--- PROVIDED RECORDS Enclosed Below ---

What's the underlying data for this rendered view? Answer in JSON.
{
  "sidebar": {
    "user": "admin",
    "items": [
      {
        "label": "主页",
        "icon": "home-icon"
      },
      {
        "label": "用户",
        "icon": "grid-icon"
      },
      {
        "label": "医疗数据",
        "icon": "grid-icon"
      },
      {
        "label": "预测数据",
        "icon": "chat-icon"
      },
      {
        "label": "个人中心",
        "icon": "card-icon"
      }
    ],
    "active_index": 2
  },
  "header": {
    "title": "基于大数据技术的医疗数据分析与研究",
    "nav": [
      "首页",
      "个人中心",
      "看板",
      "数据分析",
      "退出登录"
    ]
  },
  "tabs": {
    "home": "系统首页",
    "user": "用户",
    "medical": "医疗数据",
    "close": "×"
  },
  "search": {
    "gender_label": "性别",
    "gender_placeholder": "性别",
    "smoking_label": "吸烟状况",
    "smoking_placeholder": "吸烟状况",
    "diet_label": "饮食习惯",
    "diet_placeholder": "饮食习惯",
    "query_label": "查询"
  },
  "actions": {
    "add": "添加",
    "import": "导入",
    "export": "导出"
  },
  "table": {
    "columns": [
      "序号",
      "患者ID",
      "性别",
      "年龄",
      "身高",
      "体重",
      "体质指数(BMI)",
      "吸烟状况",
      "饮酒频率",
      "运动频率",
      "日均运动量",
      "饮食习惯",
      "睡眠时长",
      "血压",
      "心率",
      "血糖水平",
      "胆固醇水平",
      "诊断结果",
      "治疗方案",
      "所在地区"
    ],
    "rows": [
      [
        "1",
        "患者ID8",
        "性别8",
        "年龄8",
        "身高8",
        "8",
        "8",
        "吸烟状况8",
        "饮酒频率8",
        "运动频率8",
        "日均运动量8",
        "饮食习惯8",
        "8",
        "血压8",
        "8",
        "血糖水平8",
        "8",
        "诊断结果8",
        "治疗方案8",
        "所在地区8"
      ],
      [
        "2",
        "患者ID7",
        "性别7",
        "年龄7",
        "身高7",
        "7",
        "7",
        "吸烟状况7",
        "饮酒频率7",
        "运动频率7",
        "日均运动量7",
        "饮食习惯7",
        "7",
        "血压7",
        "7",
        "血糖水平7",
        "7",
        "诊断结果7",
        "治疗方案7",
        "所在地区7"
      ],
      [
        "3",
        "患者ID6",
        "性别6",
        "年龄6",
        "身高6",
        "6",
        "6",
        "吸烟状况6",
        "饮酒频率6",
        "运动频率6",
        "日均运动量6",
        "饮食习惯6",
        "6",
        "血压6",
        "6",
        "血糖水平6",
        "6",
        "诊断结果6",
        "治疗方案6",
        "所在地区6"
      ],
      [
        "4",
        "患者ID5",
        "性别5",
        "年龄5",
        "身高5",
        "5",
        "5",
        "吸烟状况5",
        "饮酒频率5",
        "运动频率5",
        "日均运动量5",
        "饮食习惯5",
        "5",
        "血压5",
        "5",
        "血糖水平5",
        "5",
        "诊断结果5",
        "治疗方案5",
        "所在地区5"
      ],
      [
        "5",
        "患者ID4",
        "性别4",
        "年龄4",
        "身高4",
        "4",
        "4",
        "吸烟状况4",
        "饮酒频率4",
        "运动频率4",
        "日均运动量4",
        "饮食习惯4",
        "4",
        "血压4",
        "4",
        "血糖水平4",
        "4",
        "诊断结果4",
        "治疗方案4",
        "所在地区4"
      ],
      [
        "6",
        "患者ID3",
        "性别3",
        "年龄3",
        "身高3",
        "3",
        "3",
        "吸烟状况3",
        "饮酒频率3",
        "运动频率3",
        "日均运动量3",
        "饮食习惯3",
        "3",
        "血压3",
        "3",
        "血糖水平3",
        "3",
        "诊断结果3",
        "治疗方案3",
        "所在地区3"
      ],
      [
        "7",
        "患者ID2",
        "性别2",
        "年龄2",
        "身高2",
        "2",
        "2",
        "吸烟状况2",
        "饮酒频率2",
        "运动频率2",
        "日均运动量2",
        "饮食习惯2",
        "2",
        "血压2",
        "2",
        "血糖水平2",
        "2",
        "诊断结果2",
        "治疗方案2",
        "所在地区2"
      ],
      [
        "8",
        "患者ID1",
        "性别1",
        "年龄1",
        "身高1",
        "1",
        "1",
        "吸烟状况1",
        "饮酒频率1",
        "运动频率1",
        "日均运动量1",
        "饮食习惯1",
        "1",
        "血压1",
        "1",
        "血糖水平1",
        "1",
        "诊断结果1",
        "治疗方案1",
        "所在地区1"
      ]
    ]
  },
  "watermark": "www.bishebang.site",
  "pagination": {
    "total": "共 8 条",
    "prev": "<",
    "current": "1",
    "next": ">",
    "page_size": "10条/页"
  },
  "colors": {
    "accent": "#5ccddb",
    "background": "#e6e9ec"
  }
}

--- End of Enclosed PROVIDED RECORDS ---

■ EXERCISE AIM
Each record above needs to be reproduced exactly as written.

■ SOLVED PROBLEM
What's the underlying data for this rendered view? Answer in JSON.
{
  "sidebar": {
    "user": "admin",
    "items": [
      {
        "label": "主页",
        "icon": "home-icon"
      },
      {
        "label": "用户",
        "icon": "grid-icon"
      },
      {
        "label": "医疗数据",
        "icon": "grid-icon"
      },
      {
        "label": "预测数据",
        "icon": "chat-icon"
      },
      {
        "label": "个人中心",
        "icon": "card-icon"
      }
    ],
    "active_index": 2
  },
  "header": {
    "title": "基于大数据技术的医疗数据分析与研究",
    "nav": [
      "首页",
      "个人中心",
      "看板",
      "数据分析",
      "退出登录"
    ]
  },
  "tabs": {
    "home": "系统首页",
    "user": "用户",
    "medical": "医疗数据",
    "close": "×"
  },
  "search": {
    "gender_label": "性别",
    "gender_placeholder": "性别",
    "smoking_label": "吸烟状况",
    "smoking_placeholder": "吸烟状况",
    "diet_label": "饮食习惯",
    "diet_placeholder": "饮食习惯",
    "query_label": "查询"
  },
  "actions": {
    "add": "添加",
    "import": "导入",
    "export": "导出"
  },
  "table": {
    "columns": [
      "序号",
      "患者ID",
      "性别",
      "年龄",
      "身高",
      "体重",
      "体质指数(BMI)",
      "吸烟状况",
      "饮酒频率",
      "运动频率",
      "日均运动量",
      "饮食习惯",
      "睡眠时长",
      "血压",
      "心率",
      "血糖水平",
      "胆固醇水平",
      "诊断结果",
      "治疗方案",
      "所在地区"
    ],
    "rows": [
      [
        "1",
        "患者ID8",
        "性别8",
        "年龄8",
        "身高8",
        "8",
        "8",
        "吸烟状况8",
        "饮酒频率8",
        "运动频率8",
        "日均运动量8",
        "饮食习惯8",
        "8",
        "血压8",
        "8",
        "血糖水平8",
        "8",
        "诊断结果8",
        "治疗方案8",
        "所在地区8"
      ],
      [
        "2",
        "患者ID7",
        "性别7",
        "年龄7",
        "身高7",
        "7",
        "7",
        "吸烟状况7",
        "饮酒频率7",
        "运动频率7",
        "日均运动量7",
        "饮食习惯7",
        "7",
        "血压7",
        "7",
        "血糖水平7",
        "7",
        "诊断结果7",
        "治疗方案7",
        "所在地区7"
      ],
      [
        "3",
        "患者ID6",
        "性别6",
        "年龄6",
        "身高6",
        "6",
        "6",
        "吸烟状况6",
        "饮酒频率6",
        "运动频率6",
        "日均运动量6",
        "饮食习惯6",
        "6",
        "血压6",
        "6",
        "血糖水平6",
        "6",
        "诊断结果6",
        "治疗方案6",
        "所在地区6"
      ],
      [
        "4",
        "患者ID5",
        "性别5",
        "年龄5",
        "身高5",
        "5",
        "5",
        "吸烟状况5",
        "饮酒频率5",
        "运动频率5",
        "日均运动量5",
        "饮食习惯5",
        "5",
        "血压5",
        "5",
        "血糖水平5",
        "5",
        "诊断结果5",
        "治疗方案5",
        "所在地区5"
      ],
      [
        "5",
        "患者ID4",
        "性别4",
        "年龄4",
        "身高4",
        "4",
        "4",
        "吸烟状况4",
        "饮酒频率4",
        "运动频率4",
        "日均运动量4",
        "饮食习惯4",
        "4",
        "血压4",
        "4",
        "血糖水平4",
        "4",
        "诊断结果4",
        "治疗方案4",
        "所在地区4"
      ],
      [
        "6",
        "患者ID3",
        "性别3",
        "年龄3",
        "身高3",
        "3",
        "3",
        "吸烟状况3",
        "饮酒频率3",
        "运动频率3",
        "日均运动量3",
        "饮食习惯3",
        "3",
        "血压3",
        "3",
        "血糖水平3",
        "3",
        "诊断结果3",
        "治疗方案3",
        "所在地区3"
      ],
      [
        "7",
        "患者ID2",
        "性别2",
        "年龄2",
        "身高2",
        "2",
        "2",
        "吸烟状况2",
        "饮酒频率2",
        "运动频率2",
        "日均运动量2",
        "饮食习惯2",
        "2",
        "血压2",
        "2",
        "血糖水平2",
        "2",
        "诊断结果2",
        "治疗方案2",
        "所在地区2"
      ],
      [
        "8",
        "患者ID1",
        "性别1",
        "年龄1",
        "身高1",
        "1",
        "1",
        "吸烟状况1",
        "饮酒频率1",
        "运动频率1",
        "日均运动量1",
        "饮食习惯1",
        "1",
        "血压1",
        "1",
        "血糖水平1",
        "1",
        "诊断结果1",
        "治疗方案1",
        "所在地区1"
      ]
    ]
  },
  "watermark": "www.bishebang.site",
  "pagination": {
    "total": "共 8 条",
    "prev": "<",
    "current": "1",
    "next": ">",
    "page_size": "10条/页"
  },
  "colors": {
    "accent": "#5ccddb",
    "background": "#e6e9ec"
  }
}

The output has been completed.